Whether you are a beginner or a seasoned athlete, adequate protein intake is essential for achieving optimal results. In this blog post, we will explore the positive implications of protein intake for individuals who partake in strength training, including benefits to performance, recovery, and body composition.
Protein is a vital nutrient for muscle growth and repair, making it essential for individuals who are looking to improve their strength and performance. When you engage in strength training, your muscles are exposed to stress that causes small tears in the muscle fibers. Adequate protein intake is necessary for repairing these tears, which leads to muscle growth and improved performance.
Research has shown that consuming protein after exercise can improve muscle protein synthesis, which is the process of building new muscle tissue. In fact, a study published in the Journal of the International Society of Sports Nutrition found that consuming protein immediately after resistance exercise led to greater gains in muscle strength and size compared to those who did not consume protein.
Another important benefit of adequate protein intake for strength training is improved recovery. When you engage in strength training, your muscles experience inflammation and damage, which can lead to muscle soreness and fatigue. Adequate protein intake can help reduce inflammation and promote muscle recovery. In addition, protein intake has been shown to improve the immune response helping to prevent illness and reduce the risk of injury, allowing for more consistent and effective training sessions.
We notice with our athletes and clients once adequate levels of daily protein intake is reached there is a noticeable difference in how they feel on a daily basis, especially on days following a training session.
3. Body Composition
Protein intake also plays a critical role in body composition, particularly for individuals looking to increase muscle mass while reducing body fat. When you engage in strength training, your body requires more protein to build and repair muscle tissue. Without sufficient protein intake, your body may break down muscle tissue to obtain the necessary amino acids, leading to a decrease in muscle mass and potentially slower progress towards your goals.

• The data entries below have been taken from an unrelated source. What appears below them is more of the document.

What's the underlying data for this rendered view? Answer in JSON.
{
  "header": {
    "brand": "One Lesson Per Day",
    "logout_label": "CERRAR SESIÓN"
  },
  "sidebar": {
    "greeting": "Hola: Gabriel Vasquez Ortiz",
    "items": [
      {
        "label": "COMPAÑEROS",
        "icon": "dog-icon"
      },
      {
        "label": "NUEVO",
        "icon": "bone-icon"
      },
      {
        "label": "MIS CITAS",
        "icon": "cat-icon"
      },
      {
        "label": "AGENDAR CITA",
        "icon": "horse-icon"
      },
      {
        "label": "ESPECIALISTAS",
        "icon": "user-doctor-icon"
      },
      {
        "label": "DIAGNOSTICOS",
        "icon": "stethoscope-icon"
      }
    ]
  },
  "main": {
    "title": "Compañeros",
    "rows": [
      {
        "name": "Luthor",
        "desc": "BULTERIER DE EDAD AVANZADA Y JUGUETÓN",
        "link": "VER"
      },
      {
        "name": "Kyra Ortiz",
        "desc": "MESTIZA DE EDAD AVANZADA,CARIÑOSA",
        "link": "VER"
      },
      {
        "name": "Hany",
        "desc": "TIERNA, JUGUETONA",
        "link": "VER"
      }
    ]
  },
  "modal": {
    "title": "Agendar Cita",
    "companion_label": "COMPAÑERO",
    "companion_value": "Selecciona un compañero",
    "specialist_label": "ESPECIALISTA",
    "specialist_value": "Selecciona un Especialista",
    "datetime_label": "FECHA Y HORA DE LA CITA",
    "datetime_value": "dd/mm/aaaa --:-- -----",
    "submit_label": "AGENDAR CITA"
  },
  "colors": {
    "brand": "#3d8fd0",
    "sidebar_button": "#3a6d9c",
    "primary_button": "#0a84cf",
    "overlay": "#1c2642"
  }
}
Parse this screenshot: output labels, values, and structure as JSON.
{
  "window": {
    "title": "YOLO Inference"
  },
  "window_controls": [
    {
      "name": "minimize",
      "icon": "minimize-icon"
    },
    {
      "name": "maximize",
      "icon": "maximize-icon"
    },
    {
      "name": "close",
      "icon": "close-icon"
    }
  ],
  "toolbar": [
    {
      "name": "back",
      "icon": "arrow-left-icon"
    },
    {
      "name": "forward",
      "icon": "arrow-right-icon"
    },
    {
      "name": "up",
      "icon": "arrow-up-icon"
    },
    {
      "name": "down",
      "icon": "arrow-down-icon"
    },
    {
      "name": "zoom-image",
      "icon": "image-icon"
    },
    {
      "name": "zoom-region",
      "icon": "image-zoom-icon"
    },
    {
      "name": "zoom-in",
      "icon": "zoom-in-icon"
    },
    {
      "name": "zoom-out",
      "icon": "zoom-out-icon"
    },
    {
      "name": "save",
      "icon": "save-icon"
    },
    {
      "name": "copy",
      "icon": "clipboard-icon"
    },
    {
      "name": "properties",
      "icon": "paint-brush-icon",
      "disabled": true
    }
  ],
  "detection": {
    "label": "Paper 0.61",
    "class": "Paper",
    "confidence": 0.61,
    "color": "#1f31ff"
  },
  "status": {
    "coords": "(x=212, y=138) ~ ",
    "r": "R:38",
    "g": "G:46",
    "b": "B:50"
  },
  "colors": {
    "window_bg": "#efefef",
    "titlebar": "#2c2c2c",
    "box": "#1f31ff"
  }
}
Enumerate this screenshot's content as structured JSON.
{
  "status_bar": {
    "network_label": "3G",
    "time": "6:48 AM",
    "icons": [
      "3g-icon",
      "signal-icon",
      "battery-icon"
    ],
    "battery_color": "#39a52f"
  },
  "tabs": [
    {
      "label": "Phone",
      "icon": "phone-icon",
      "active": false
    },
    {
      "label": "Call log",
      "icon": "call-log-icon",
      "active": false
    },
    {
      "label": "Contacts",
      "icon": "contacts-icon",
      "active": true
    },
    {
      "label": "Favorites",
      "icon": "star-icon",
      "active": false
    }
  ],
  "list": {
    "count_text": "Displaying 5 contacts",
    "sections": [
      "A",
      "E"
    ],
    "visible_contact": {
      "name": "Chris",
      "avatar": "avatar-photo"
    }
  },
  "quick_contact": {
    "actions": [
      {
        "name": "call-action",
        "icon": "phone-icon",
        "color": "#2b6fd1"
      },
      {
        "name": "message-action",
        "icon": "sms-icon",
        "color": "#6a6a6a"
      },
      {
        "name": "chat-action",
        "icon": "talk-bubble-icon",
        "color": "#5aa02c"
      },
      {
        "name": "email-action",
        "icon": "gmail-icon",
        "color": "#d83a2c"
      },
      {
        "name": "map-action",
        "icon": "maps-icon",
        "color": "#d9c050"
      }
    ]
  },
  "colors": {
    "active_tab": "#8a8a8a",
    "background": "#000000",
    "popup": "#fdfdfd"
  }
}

Research has shown that consuming protein in combination with resistance training can lead to an increase in muscle mass and a decrease in body fat. Higher protein intake was associated with greater muscle mass and lower body fat in healthy adults.
It is important to note that while protein intake is essential for strength training and optimal performance, it is not a magic bullet. Adequate protein intake must be combined with a well-rounded diet that includes other essential nutrients such as carbohydrates and healthy fats. Additionally, it is crucial to engage in regular strength training sessions and allow for proper rest and recovery to achieve the best results.
4. How Much Protein Should I Have Per Day?
Daily protein intake varies person to person. Contributing factors include current body weight, body weight or composition goals, and exercises type and intensity. Generally speaking, if your goal involves weight loss or losing body fat percentage you should aim to eat higher amounts of protein.
Our recommended range is 0.8g to 1.2g of protein per pound of body weight. Exceptions to this would include any type of medical reason recommended by a doctor to eat less protein, which may be in light of some existing kidney issues.
In conclusion, adequate protein intake is crucial for individuals who partake in strength training. It can improve performance, aid in recovery, and lead to a positive change in body composition. Whether you are a professional athlete or a recreational gym-goer, incorporating sufficient protein into your diet can help you achieve your strength training goals and optimize your overall health and fitness.
If you're unsure of how to implement this information into your lifestyle for your goals, schedule a free consultation with a nutrition coach at Mach1Barbell.com